Pokémon has always been a franchise that has hinged its success on what came in the past. In 2004, they started the remake formula that has brought them so much success over the world, and which established the franchise as truly timeless. Pokémon FireRed and LeafGreen, the remakes of Generation I’s Kanto region with updated graphics, was such a success that The Pokémon Company decided to continue this massive train, releasing a remake for Generation II’s Johto in the form of Pokémon HeartGold and SoulSilver. These two games were an absolute phenomenon, quickly becoming one of the best selling games in the franchise and in the process taking the title as the quintessential Poké-xperience for many fans. However, The Pokémon Company and Game Freak weren’t done yet, as they released Pokémon Omega Ruby and Alpha Sapphire for the 3DS. These releases completely changed how the original games were played (for the better) and added a brand new post game experience in the form of a Delta Episode.
So now, in 2018, I’m wondering where the heck we’re going to get a Generation IV remake, because let’s be honest, if any game deserves a remake, it has to be Generation IV’s set of Sinnoh adventures.

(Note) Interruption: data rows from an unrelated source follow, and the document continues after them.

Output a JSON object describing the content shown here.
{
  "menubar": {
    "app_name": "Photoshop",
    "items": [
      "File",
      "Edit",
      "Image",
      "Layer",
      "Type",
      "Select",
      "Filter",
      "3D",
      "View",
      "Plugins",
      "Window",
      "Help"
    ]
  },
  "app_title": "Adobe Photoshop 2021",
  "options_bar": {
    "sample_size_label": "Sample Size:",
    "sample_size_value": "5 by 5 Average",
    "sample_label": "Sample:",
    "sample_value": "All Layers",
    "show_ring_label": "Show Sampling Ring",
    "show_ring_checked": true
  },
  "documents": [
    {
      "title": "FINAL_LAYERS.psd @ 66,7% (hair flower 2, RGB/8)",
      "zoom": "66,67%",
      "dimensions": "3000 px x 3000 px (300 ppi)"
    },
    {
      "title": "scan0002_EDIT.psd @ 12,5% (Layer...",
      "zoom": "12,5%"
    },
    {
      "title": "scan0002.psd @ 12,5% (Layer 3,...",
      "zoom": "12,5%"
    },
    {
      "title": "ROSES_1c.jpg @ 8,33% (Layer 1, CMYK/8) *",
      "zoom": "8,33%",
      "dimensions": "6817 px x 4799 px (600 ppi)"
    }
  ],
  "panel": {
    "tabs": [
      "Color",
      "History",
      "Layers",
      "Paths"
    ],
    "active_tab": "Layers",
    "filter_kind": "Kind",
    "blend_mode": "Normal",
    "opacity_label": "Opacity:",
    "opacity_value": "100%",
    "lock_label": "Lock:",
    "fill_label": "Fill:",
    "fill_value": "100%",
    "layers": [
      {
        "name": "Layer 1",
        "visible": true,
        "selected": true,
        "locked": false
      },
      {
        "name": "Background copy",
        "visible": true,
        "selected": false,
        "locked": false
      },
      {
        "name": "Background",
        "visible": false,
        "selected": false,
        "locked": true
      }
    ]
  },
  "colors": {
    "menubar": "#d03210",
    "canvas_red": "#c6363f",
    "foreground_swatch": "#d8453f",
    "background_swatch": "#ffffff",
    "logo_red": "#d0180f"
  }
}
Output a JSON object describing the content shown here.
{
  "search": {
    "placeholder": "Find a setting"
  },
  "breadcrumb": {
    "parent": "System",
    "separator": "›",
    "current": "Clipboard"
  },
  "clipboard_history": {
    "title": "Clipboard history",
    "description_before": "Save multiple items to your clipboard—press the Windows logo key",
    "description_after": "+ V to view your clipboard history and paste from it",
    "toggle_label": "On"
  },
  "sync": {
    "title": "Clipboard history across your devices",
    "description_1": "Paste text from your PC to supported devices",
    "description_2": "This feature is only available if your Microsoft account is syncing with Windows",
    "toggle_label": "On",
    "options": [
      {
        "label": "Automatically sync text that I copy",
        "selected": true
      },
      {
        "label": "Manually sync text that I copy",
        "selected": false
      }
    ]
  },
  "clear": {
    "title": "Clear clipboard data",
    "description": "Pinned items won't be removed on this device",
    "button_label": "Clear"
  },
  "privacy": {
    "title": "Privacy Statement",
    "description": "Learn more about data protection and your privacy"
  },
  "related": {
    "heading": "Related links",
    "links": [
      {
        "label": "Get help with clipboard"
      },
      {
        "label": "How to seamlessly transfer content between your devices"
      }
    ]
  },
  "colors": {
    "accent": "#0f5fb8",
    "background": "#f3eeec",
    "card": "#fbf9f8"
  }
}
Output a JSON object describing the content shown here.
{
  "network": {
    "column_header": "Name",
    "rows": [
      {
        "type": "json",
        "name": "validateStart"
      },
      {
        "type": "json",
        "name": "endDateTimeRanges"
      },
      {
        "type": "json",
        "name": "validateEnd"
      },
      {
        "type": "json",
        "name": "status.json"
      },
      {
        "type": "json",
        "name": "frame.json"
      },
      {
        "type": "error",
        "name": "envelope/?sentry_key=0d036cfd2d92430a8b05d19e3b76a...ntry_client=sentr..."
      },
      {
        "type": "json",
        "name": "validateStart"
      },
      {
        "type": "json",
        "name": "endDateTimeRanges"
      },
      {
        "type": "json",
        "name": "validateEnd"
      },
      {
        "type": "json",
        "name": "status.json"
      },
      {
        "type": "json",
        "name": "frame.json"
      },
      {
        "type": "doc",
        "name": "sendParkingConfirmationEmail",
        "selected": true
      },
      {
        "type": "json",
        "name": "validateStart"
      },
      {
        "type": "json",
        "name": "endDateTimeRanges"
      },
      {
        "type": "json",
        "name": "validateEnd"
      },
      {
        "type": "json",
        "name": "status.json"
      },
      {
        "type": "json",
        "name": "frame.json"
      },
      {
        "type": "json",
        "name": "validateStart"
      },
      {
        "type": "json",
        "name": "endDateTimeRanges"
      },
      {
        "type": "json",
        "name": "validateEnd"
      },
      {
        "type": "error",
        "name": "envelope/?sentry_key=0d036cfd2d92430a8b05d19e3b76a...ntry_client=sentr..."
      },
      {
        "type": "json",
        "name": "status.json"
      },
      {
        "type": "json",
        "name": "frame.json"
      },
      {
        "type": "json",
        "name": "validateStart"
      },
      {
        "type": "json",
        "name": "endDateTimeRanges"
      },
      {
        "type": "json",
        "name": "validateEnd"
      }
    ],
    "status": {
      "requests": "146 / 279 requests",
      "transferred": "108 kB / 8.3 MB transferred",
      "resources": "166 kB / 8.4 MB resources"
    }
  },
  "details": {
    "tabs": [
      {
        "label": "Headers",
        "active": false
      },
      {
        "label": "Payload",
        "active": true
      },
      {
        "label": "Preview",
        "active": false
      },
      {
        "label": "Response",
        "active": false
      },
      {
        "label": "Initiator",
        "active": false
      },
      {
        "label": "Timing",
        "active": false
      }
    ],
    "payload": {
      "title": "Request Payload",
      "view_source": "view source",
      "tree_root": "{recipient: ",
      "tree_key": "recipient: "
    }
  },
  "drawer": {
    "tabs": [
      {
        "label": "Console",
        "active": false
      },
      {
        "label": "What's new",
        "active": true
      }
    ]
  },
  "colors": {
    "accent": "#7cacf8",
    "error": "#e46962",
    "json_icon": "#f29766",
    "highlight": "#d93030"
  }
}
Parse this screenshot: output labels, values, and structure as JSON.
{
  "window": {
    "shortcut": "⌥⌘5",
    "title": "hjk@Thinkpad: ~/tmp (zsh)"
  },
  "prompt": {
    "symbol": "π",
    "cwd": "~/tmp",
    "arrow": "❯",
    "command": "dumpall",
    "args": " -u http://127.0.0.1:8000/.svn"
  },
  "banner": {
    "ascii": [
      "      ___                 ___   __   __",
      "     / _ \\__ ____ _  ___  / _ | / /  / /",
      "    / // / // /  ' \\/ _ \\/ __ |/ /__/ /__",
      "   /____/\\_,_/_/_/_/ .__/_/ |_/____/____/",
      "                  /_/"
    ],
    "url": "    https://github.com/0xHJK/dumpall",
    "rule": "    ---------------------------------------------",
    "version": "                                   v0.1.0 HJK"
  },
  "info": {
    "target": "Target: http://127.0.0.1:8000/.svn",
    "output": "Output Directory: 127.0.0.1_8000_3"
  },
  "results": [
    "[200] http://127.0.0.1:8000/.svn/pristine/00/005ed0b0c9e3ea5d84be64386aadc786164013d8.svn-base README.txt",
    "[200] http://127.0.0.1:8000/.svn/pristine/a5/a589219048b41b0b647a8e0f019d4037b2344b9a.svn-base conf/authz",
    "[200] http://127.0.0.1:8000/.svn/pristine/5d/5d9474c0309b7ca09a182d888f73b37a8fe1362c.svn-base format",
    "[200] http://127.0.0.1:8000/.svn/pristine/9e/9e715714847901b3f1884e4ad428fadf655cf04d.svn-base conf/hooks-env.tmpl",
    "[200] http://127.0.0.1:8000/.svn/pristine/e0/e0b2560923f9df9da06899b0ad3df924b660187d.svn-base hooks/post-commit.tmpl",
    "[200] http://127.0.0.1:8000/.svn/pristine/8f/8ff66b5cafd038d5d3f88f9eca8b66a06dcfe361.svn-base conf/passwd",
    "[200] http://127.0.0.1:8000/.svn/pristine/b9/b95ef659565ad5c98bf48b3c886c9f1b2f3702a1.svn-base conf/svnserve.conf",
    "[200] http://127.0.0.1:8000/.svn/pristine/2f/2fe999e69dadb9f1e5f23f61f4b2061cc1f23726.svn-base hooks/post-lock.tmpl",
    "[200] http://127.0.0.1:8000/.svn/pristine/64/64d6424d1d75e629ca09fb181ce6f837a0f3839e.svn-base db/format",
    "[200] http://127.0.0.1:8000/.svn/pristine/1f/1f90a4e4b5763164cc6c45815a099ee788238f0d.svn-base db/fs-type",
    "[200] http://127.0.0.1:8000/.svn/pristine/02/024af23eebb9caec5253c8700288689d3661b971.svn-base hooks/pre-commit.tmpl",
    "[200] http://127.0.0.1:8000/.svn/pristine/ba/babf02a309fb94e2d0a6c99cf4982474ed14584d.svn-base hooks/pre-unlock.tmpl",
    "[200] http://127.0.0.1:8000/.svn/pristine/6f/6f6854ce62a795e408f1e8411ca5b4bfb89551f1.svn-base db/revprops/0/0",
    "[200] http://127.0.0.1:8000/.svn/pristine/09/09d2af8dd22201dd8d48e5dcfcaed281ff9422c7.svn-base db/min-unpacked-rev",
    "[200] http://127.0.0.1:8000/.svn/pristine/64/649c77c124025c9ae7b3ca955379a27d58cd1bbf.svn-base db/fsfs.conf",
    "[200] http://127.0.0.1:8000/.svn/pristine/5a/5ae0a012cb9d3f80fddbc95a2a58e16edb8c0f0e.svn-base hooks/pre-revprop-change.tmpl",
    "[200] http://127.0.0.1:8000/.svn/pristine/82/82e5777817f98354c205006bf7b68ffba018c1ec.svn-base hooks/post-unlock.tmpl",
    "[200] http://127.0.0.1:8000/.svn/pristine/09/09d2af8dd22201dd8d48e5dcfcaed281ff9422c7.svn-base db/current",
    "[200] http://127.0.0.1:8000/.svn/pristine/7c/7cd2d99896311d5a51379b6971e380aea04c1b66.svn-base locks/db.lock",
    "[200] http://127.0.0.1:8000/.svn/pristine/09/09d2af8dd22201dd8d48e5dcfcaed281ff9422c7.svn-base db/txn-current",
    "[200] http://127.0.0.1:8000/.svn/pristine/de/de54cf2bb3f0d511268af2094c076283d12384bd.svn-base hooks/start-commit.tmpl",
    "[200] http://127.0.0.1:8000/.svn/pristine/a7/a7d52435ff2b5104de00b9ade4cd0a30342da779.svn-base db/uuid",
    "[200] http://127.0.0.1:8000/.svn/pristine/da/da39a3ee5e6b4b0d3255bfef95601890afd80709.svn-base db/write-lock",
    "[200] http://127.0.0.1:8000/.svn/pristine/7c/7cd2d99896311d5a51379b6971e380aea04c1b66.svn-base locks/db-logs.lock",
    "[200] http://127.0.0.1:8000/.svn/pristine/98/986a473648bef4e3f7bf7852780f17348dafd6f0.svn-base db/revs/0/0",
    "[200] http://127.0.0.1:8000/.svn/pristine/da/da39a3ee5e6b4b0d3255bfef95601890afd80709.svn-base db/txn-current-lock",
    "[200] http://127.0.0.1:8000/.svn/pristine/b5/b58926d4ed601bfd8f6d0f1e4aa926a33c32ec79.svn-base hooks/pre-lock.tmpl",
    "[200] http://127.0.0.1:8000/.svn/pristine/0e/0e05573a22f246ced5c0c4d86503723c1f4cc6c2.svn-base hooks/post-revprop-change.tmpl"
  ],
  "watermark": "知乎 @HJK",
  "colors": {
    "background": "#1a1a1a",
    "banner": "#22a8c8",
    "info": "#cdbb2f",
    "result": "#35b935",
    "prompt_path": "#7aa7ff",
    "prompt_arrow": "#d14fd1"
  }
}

Generation IV was one of the biggest overhauls the franchise had ever seen up until that point, largely due to the release of Pokémon Diamond and Pearl on the Nintendo DS, which enabled the use of a unique 2D-3D plane that was much more satisfying than the 2D plane used in the previous games. The day and night system was brought back, to the delight of many fans, and above all, there were 107 new critters in a brand new region to track down. The designs for Pokémon in Generation IV remain some of the best that Game Freak has ever put out, and with the introduction of Nintendo Wi-Fi connection to aid in trading and battling over the Internet, playing with friends had never been easier.
From a gaming standpoint, Sinnoh introduced some of the most interesting lore the series has seen till date, with beings that control the very fabric of time and space revealing themselves, along with what is essentially the devil of the Pokémon world in the form of Giratina (along with his own weird and twisted pocket dimension), and the (literal) god of the universe, Arceus. Team Galactic might have looked laughable in their weird space outfits but their leader, Cyrus, was nothing to joke about, being one of the most serious and upfront villains that the series has ever seen, as well as actually being one of the only ones to come close to achieving his goal, which, incidentally, remains the most dangerous plan out of all the games.
Sinnoh remains one of the most beloved regions of the Pokémon universe and it would be a shame not to see a remake of it. One thing that Nintendo has done brilliantly with its remakes is make everything look cinematic, almost like a movie. A great example of this is the reveal of Primal Groudon/Kyorge in Omega Ruby and Alpha Sapphire. Now, imagine facing off against Giratina in the Distortion World in glorious 3D. Imagine the battle with Cyrus for the fate of the universe. Best of all, imagine a fully decked fight with the champion, Cynthia, and her monstrous Garchomp. I have to say, I get very excited when I imagine the possibilities that a remake of Diamond, Pearl and Platinum in the style of Generation VII could bring to the franchise.
Whether a remake is necessary is another question entirely, as one could argue that Nintendo remakes are simply cash grabs and they serve no real purpose other than buying time until an original game in a franchise releases, but I disagree. Remaking a game, much like remaking a film, has the potential to bring a great game to a whole new audience and allow them to appreciate it in their own way. Can you honestly tell me that remaking games like The Legend of Zelda: Ocarina of Time and The Legend of Zelda: The Wind Waker weren’t good ideas? They brought two of the most amazing games that Nintendo has ever put out to a brand new audience.
With the announcement of Pokémon: Let’s Go, and the reality of finally having a mainstream series game on a home console, I can’t help but wonder what it means for the future of The Pokémon Company’s style of remaking older games on newer consoles. In the game that is set to be released for the Nintendo Switch, Trainers are thrust back into Kanto, the region that introduced players around the world to the original 151 creatures that forever changed gaming. However, we’ve seen Kanto represented twice before this, in the styles of Generation III and Generation IV. Does this mean that Nintendo is scrapping the remake idea entirely, or will we see a remake for Generation IV in the future? I for one, hope that we do see it, one day.